When it comes to using plastic materials in food industry applications, there are many factors worth considering. Depending on where and how you require the material to function, properties such as Strength, Elasticity, Chemical Resistance, Heat Resistance, Moisture Absorption, Food Contact Compliance, and Detectability will play a vital role in choosing the correct plastic for the job.
If, for the sake of this document, we look at the two food industry specific attributes (Compliance and Detectability) all of these materials would come highly recommended. PPSU (Polyphenylsulfone) is FDA compliant and the rest are both FDA and EU compliant. PPSU (Polyphenylsulfone) is X-Ray Visible and PA (Polyamide) is Metal Detectable. POM (Polybutylene Terephthalate) and PBT (Polybutylene Terephthalate) are both Metal Detectable and X-Ray Visible, and PEEK (Polyetheretherketone) can be modified to be dual detectable too.
It then comes down to the environment and specific role of the plastic to narrow down which would be better suited than another.
It is clear that all these materials bring something to the table.
In regards to strength, you can’t really go wrong with any of the materials mentioned above, the only outlier would potentially be PA (Polyamide) as it loses its strength under certain conditions such as in hot or damp environments.
If you require elasticity from your plastics, PEEK (Polyetheretherketone) and PA (Polyamide) have good elasticity and therefore provide greater compressive strength. Whereas PPSU (Polyphenylsulfone), POM (Polybutylene Terephthalate), and PBT (Polybutylene Terephthalate) do not and are therefore better suited for wet environments and electrical/high voltage applications.

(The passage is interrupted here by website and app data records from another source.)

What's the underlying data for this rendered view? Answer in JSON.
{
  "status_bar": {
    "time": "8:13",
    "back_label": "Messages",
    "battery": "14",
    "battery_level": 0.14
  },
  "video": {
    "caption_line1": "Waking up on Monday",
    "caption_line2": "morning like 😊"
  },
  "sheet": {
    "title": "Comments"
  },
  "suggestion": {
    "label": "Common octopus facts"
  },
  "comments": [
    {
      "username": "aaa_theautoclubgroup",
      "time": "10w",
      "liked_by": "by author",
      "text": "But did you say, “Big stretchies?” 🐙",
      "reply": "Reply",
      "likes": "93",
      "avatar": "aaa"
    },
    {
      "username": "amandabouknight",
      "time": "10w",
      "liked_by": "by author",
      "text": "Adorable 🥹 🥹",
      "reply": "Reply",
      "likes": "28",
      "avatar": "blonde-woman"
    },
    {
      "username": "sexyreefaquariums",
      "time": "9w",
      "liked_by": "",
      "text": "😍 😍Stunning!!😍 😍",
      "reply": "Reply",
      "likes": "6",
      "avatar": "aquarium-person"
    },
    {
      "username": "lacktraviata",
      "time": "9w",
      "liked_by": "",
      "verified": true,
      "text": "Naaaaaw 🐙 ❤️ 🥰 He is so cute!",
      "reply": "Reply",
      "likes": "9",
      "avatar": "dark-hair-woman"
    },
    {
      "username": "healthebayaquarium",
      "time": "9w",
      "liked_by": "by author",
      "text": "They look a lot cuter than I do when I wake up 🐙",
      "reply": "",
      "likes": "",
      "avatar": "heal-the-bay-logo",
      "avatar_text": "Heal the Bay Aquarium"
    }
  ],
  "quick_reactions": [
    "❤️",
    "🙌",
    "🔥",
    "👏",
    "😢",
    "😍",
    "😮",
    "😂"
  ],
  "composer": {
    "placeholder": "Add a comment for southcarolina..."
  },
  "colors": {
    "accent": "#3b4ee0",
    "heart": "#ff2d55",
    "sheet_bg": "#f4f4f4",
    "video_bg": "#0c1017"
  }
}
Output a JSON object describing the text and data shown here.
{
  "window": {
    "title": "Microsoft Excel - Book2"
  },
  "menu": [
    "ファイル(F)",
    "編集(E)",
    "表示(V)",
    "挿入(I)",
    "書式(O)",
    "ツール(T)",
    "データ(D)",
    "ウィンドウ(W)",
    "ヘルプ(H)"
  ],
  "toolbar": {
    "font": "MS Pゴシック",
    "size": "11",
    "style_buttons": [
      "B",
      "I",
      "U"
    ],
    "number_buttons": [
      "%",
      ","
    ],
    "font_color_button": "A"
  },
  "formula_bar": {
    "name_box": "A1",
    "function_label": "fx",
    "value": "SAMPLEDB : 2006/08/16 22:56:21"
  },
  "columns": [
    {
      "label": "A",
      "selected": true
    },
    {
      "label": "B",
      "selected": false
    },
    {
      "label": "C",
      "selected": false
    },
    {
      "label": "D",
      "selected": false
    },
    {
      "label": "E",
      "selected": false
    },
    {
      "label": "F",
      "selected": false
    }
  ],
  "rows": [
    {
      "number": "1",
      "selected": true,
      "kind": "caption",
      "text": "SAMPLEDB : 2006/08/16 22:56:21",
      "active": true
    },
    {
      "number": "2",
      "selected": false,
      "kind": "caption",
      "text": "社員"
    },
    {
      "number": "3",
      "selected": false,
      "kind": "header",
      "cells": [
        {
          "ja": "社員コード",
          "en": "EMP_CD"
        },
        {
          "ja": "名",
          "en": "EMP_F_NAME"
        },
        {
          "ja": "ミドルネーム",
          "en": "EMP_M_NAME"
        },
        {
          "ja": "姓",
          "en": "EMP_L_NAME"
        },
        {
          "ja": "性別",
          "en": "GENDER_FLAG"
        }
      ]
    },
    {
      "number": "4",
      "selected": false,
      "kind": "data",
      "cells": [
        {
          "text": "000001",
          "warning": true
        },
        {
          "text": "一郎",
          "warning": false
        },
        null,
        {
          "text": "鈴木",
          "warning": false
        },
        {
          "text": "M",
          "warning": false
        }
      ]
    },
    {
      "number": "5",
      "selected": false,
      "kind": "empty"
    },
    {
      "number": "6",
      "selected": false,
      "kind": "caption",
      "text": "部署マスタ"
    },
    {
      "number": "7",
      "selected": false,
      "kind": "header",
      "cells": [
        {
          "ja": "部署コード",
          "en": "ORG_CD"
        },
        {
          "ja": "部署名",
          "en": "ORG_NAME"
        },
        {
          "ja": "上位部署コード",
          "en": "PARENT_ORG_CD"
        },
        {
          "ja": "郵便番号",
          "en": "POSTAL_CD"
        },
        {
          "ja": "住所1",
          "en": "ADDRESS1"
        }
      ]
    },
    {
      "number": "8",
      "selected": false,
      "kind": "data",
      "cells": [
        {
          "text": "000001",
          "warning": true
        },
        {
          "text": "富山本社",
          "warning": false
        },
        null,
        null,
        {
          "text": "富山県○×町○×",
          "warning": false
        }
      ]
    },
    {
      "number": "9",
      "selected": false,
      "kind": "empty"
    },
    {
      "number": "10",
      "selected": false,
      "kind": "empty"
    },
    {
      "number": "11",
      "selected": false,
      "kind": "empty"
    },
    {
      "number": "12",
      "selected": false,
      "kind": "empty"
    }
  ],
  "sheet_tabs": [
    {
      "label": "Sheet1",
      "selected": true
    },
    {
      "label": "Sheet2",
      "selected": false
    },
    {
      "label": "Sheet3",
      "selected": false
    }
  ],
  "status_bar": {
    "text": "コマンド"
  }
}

Although POM is known to degrade with alkali and chlorine, the remaining plastics all exhibit good chemical resistance.
As has been previously mentioned, the properties of PA quickly degrade when exposed to heat. POM has a better functional range of -40° to +140° and the rest have excellent heat resistance.
Finally, moisture can cause an issue for PEEK and more so for PA but PPSU, POM, and PBT all have a low moisture absorption rate. This means they are less likely to lose their properties or degrade in moist or wet environments.
If you have any questions or queries about specific needs and requirements or questions about the materials in general, please don’t hesitate to contact our sales team for more information on 01302 775208 or email us at firstname.lastname@example.org.
- Plastics Today - PA vs POM : https://www.plasticstoday.com/materials/how-choose-right-plastic-your-project
- Poly Plastics - PA vs PBT : https://www.polyplastics.com/en/product/lines/pbt_pa66/index.html#:~:text=PA66%2DGF33%25%20shows%20higher%20values,tensile%20strength%20as%20PBT%20grades
- Reading Plastics – PEEK vs PPSU : https://readingplastic.com/ppsu-vs-peek/#:~:text=The%20compressive%20strength%2C%20tensile%20strength,for%20water%20and%20electrical%20resistance
- Solvay – PPSU vs POM : https://www.solvay.com/sites/g/files/srpend221/files/2018-08/Radel-PPSU-vs-Acetal-Steam-Sterilization-Comparison_EN-v1.0_0.pdf